Investor Facts: What Is A Bull Market?

Posted on July 3, 2017 at 8:27 AM PST by

A bull market is a market in which buying predominates, resulting in a steady, persistent increase in asset prices.

Stock markets go up and down every day. Historically, prices have trended higher with occasional dips along  the way.

Yet a prolonged rise in the stock market is a frequent occurrence. In fact, it’s the “normal” experience over the long term.

When a stock market increase is sustained, investors call that a bull market.

bull market

There is no obvious marker that define a bull market’s start or end. Nevertheless, a general rise in stock prices across several market indexes with few, relatively short periods of decline are hallmarks of a bull market.

Bull markets can be eerie. As buying continues, market pundits look for reasons that a bull market cannot continue. And yet it can, for many months more, even years more.

It’s impossible to forecast a bull market and equally impossible to estimate how long one will last. Nevertheless, bull markets do go on for several years at a stretch.

Bear markets, the opposite of bull markets, are far shorter, usually ending within a few months.

That’s because bull markets operate on the principle that companies work to overcome inflation by improving how they allocate of capital. Some factories close and others open. Jobs are created or lost.

Because managers make tough decisions, investors believe their invested capital is will grow. Absent evidence that the economy itself is working against all companies, bull markets tend to thrive.


Short of a negative global event or widespread economic malaise it’s very hard to demonstrate that private capital is failing to allocate efficiently. Investors may change their collective view of which companies will thrive, but they tend to remain invested.

Predicting the end of a bull market is risky. It can lead to market timing, a proven way to lose money in investing.

If you sell all of your stock investments to cash and the market rises over the next year, that’s money you “lost” by not being invested.

The key to success in long-term investing is to recognize the unpredictability inherent to any crowd-driven process.

Owning a risk-adjusted portfolio and rebalancing allows the serious investor to enjoy the benefits of the longer bull runs while minimizing the damage when a bear market attacks.

MarketRiders, Inc. is a registered investment adviser.  Information presented is for educational purposes only and does not intend to make an offer or solicitation for the sale or purchase of any specific securities, investments, or investment strategies.  Investments involve risk and, unless otherwise stated, are not guaranteed.
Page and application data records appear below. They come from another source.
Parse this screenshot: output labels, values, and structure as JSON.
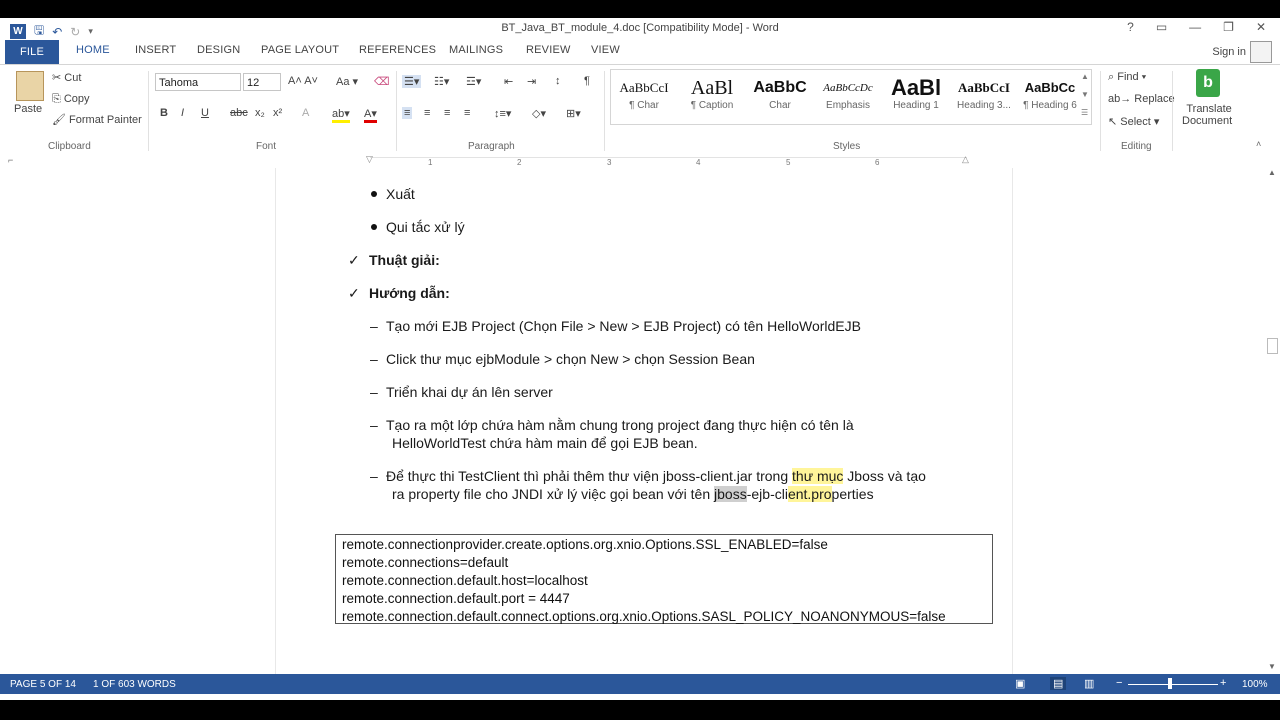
{
  "app": {
    "title": "BT_Java_BT_module_4.doc [Compatibility Mode] - Word",
    "window_controls": [
      "?",
      "▭",
      "—",
      "❐",
      "✕"
    ],
    "accent": "#2b579a"
  },
  "tabs": [
    "FILE",
    "HOME",
    "INSERT",
    "DESIGN",
    "PAGE LAYOUT",
    "REFERENCES",
    "MAILINGS",
    "REVIEW",
    "VIEW"
  ],
  "active_tab": "HOME",
  "signin": "Sign in",
  "ribbon": {
    "clipboard": {
      "label": "Clipboard",
      "paste": "Paste",
      "cut": "Cut",
      "copy": "Copy",
      "format_painter": "Format Painter"
    },
    "font": {
      "label": "Font",
      "family": "Tahoma",
      "size": "12"
    },
    "paragraph": {
      "label": "Paragraph"
    },
    "styles": {
      "label": "Styles",
      "items": [
        {
          "preview": "AaBbCcI",
          "name": "¶ Char"
        },
        {
          "preview": "AaBl",
          "name": "¶ Caption"
        },
        {
          "preview": "AaBbC",
          "name": "Char"
        },
        {
          "preview": "AaBbCcDc",
          "name": "Emphasis"
        },
        {
          "preview": "AaBl",
          "name": "Heading 1"
        },
        {
          "preview": "AaBbCcI",
          "name": "Heading 3..."
        },
        {
          "preview": "AaBbCc",
          "name": "¶ Heading 6"
        }
      ]
    },
    "editing": {
      "label": "Editing",
      "find": "Find",
      "replace": "Replace",
      "select": "Select"
    },
    "translate": {
      "line1": "Translate",
      "line2": "Document"
    }
  },
  "ruler_numbers": [
    "1",
    "2",
    "3",
    "4",
    "5",
    "6"
  ],
  "document": {
    "bullets": [
      "Xuất",
      "Qui tắc xử lý"
    ],
    "checks": [
      "Thuật giải:",
      "Hướng dẫn:"
    ],
    "dash_items": [
      {
        "l1": "Tạo mới EJB Project (Chọn File > New > EJB Project) có tên HelloWorldEJB"
      },
      {
        "l1": "Click thư mục ejbModule > chọn New > chọn Session Bean"
      },
      {
        "l1": "Triển khai dự án lên server"
      },
      {
        "l1": "Tạo ra một lớp chứa hàm nằm chung trong project đang thực hiện có tên là",
        "l2": "HelloWorldTest chứa hàm main để gọi EJB bean."
      },
      {
        "l1a": "Để thực thi TestClient thì phải thêm thư viện jboss-client.jar trong ",
        "l1b": "thư mục",
        "l1c": " Jboss và tạo",
        "l2a": "ra property file cho JNDI xử lý việc gọi bean với tên ",
        "l2b": "jboss",
        "l2c": "-ejb-cli",
        "l2d": "ent.pro",
        "l2e": "perties"
      }
    ],
    "code": [
      "remote.connectionprovider.create.options.org.xnio.Options.SSL_ENABLED=false",
      "remote.connections=default",
      "remote.connection.default.host=localhost",
      "remote.connection.default.port = 4447",
      "remote.connection.default.connect.options.org.xnio.Options.SASL_POLICY_NOANONYMOUS=false"
    ]
  },
  "status": {
    "page": "PAGE 5 OF 14",
    "words": "1 OF 603 WORDS",
    "zoom": "100%",
    "zoom_minus": "−",
    "zoom_plus": "+"
  }
}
Be sure to first consult with a qualified financial adviser and/or tax professional before implementing any strategy discussed herein. Past performance is not indicative of future performance.